**Assignment:** Copy out, from the entries below, each line holding the string "사전순으로".

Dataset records
==================================================

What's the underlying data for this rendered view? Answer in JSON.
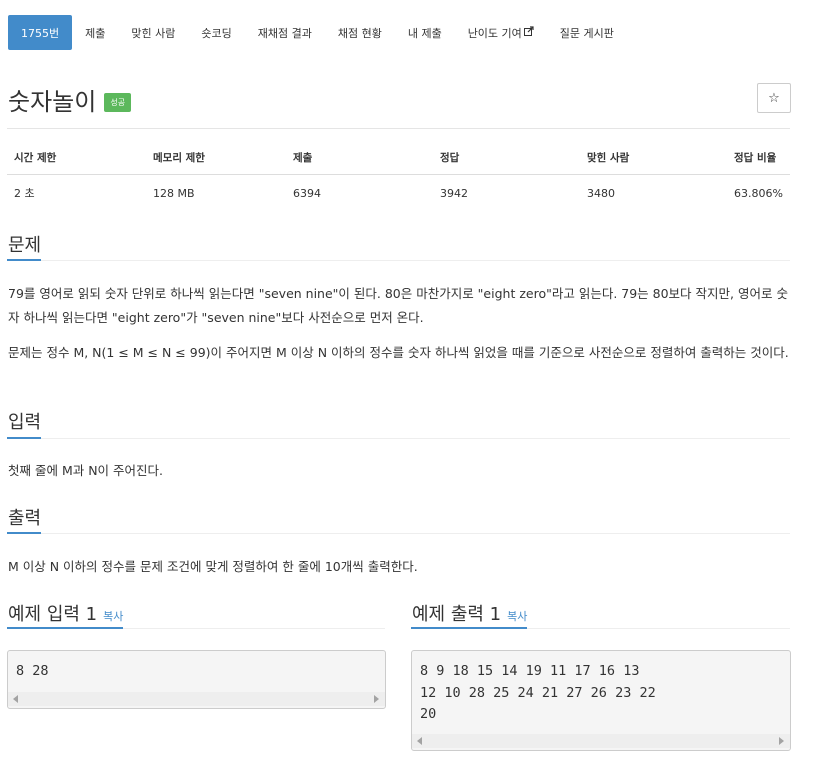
{
  "nav": {
    "items": [
      {
        "label": "1755번",
        "active": true
      },
      {
        "label": "제출"
      },
      {
        "label": "맞힌 사람"
      },
      {
        "label": "숏코딩"
      },
      {
        "label": "재채점 결과"
      },
      {
        "label": "채점 현황"
      },
      {
        "label": "내 제출"
      },
      {
        "label": "난이도 기여",
        "icon": "external-link-icon"
      },
      {
        "label": "질문 게시판"
      }
    ]
  },
  "problem": {
    "title": "숫자놀이",
    "status_badge": "성공",
    "star_icon": "☆"
  },
  "info_table": {
    "headers": [
      "시간 제한",
      "메모리 제한",
      "제출",
      "정답",
      "맞힌 사람",
      "정답 비율"
    ],
    "values": [
      "2 초",
      "128 MB",
      "6394",
      "3942",
      "3480",
      "63.806%"
    ]
  },
  "sections": {
    "description_title": "문제",
    "description_p1": "79를 영어로 읽되 숫자 단위로 하나씩 읽는다면 \"seven nine\"이 된다. 80은 마찬가지로 \"eight zero\"라고 읽는다. 79는 80보다 작지만, 영어로 숫자 하나씩 읽는다면 \"eight zero\"가 \"seven nine\"보다 사전순으로 먼저 온다.",
    "description_p2": "문제는 정수 M, N(1 ≤ M ≤ N ≤ 99)이 주어지면 M 이상 N 이하의 정수를 숫자 하나씩 읽었을 때를 기준으로 사전순으로 정렬하여 출력하는 것이다.",
    "input_title": "입력",
    "input_text": "첫째 줄에 M과 N이 주어진다.",
    "output_title": "출력",
    "output_text": "M 이상 N 이하의 정수를 문제 조건에 맞게 정렬하여 한 줄에 10개씩 출력한다."
  },
  "samples": {
    "input_title": "예제 입력 1",
    "output_title": "예제 출력 1",
    "copy_label": "복사",
    "input_text": "8 28",
    "output_text": "8 9 18 15 14 19 11 17 16 13\n12 10 28 25 24 21 27 26 23 22\n20"
  },
  "colors": {
    "accent": "#428bca",
    "success": "#5cb85c"
  }
}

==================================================

**Output of the exercise:**
    "description_p1": "79를 영어로 읽되 숫자 단위로 하나씩 읽는다면 \"seven nine\"이 된다. 80은 마찬가지로 \"eight zero\"라고 읽는다. 79는 80보다 작지만, 영어로 숫자 하나씩 읽는다면 \"eight zero\"가 \"seven nine\"보다 사전순으로 먼저 온다.",
    "description_p2": "문제는 정수 M, N(1 ≤ M ≤ N ≤ 99)이 주어지면 M 이상 N 이하의 정수를 숫자 하나씩 읽었을 때를 기준으로 사전순으로 정렬하여 출력하는 것이다.",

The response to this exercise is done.